Ned leaves to get his boat ready to fuel up, as Pearl has decided she’ll bring her boat back tomorrow, when she has time and when her boat can make into the fueling station without hitting the bottom.
I tell the Port attendant that I could never have her job, because all I wanted to do was jump out of my boat and beat the crap out of that guy. What I really wanted to say to Ned, and I wish I had, was that as far as I knew, having five people looking over my shoulder watching me fuel my boat, did not, strangely enough, speed the process along! And good for Ned that he left when he did and did not have to experience my dark and twisted imagination, nor my kickboxing trained muscles.
I’d pulled my boat in for fueling on a Tuesday, when there was no one there, at 2:30, which had the Port not run out of water, would’ve been plenty of time. Another thing I should’ve told Ned that I said to the attendant: “Poor planning on your part does not constitute an emergency on mine.” Ten gallons of fuel is paltry compared to 100 or however many Mr. Ned the 50 amp boat owner needed, and anyone with that kind of fuel thirst should arrive at a station with hours of time.
Moral of the story? I wish I’d spoken my mind and gotten Ned to back the eff off as I fueled my boat, as I was there first. I hope to never fuel on the weekend, as I learned from the attendant that fueling is a blood-thirsty endeavor, akin to the gladiators entering the arena. Okay, I added the last part, but I think the analogy is a good one. Also, ten gallons brought my fuel gauge up to 3/4 of a tank, so I’m betting both the boat listing and surveyor were smoking crack, my fuel tank holds more than ten gallons.

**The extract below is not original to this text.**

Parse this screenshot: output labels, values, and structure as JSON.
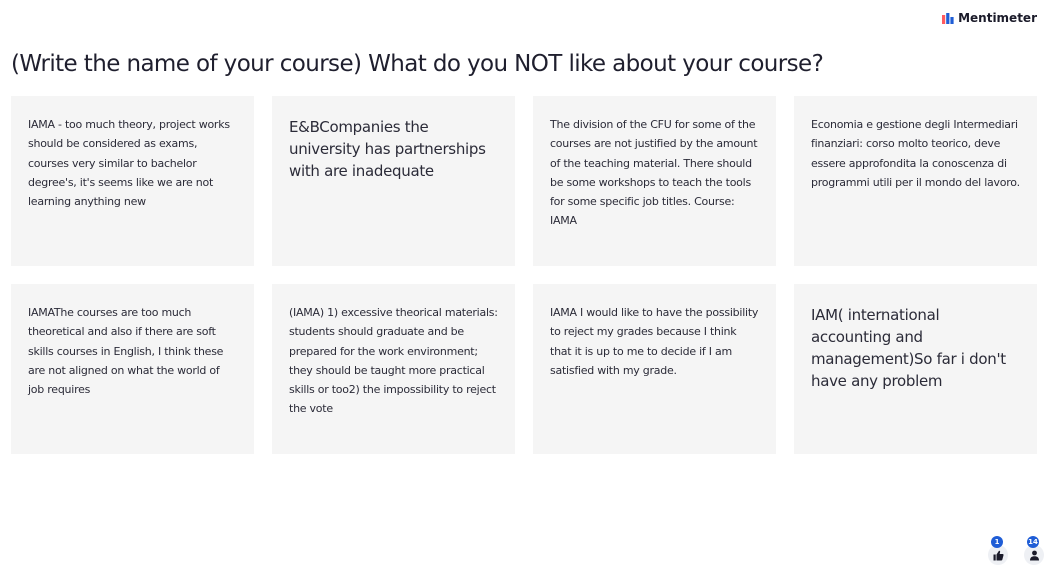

And, when you fill up water or fuel, and some wind starts a-blowing, the liquid will slosh around the tanks. Yep, I know this from the previous night’s sleeping experience, as my water tank is below my v-berth. Since I was running on the E but now I’m closer to the F, my diesel also likes to make its presence known when the boat moves.
Second moral of the story? If you need to fuel, but see a girl filling up her sailboat’s tank, just assume that not-so-deep within her is a ferocious ninja just waiting to try out a spinning hook kick on someone who asks her “how much longer is this going to take?” Don’t let the blonde hair fool you.